### TASK TO CARRY OUT
Pictures stay out; everything else in the listing below is to be restated word for word.
Segment Start: DATA EXTRACT
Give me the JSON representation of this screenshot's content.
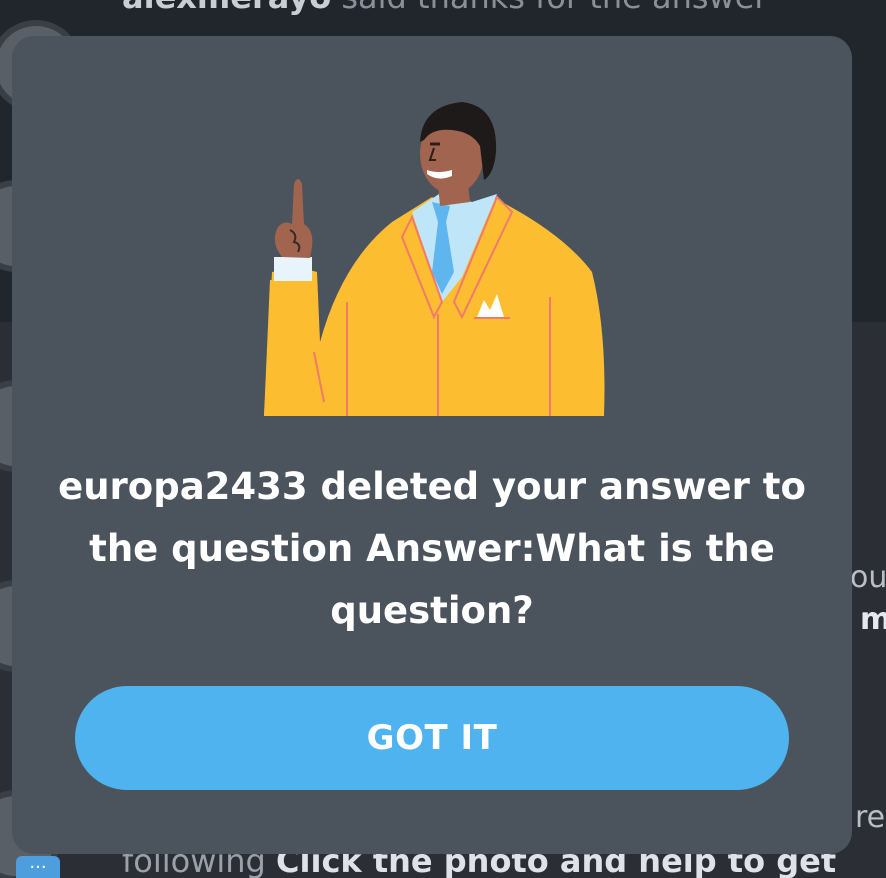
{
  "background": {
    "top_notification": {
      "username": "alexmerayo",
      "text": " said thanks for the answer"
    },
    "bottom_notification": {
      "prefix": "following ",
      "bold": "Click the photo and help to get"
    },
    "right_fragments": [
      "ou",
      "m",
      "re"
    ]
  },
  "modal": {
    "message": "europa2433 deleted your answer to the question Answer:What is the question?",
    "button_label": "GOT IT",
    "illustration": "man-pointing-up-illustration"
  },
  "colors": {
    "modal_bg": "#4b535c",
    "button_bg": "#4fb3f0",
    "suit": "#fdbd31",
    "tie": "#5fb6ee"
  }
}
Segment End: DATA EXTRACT
### SOLUTION TO THIS EXERCISE
Give me the JSON representation of this screenshot's content.
{
  "background": {
    "top_notification": {
      "username": "alexmerayo",
      "text": " said thanks for the answer"
    },
    "bottom_notification": {
      "prefix": "following ",
      "bold": "Click the photo and help to get"
    },
    "right_fragments": [
      "ou",
      "m",
      "re"
    ]
  },
  "modal": {
    "message": "europa2433 deleted your answer to the question Answer:What is the question?",
    "button_label": "GOT IT",
    "illustration": "man-pointing-up-illustration"
  },
  "colors": {
    "modal_bg": "#4b535c",
    "button_bg": "#4fb3f0",
    "suit": "#fdbd31",
    "tie": "#5fb6ee"
  }
}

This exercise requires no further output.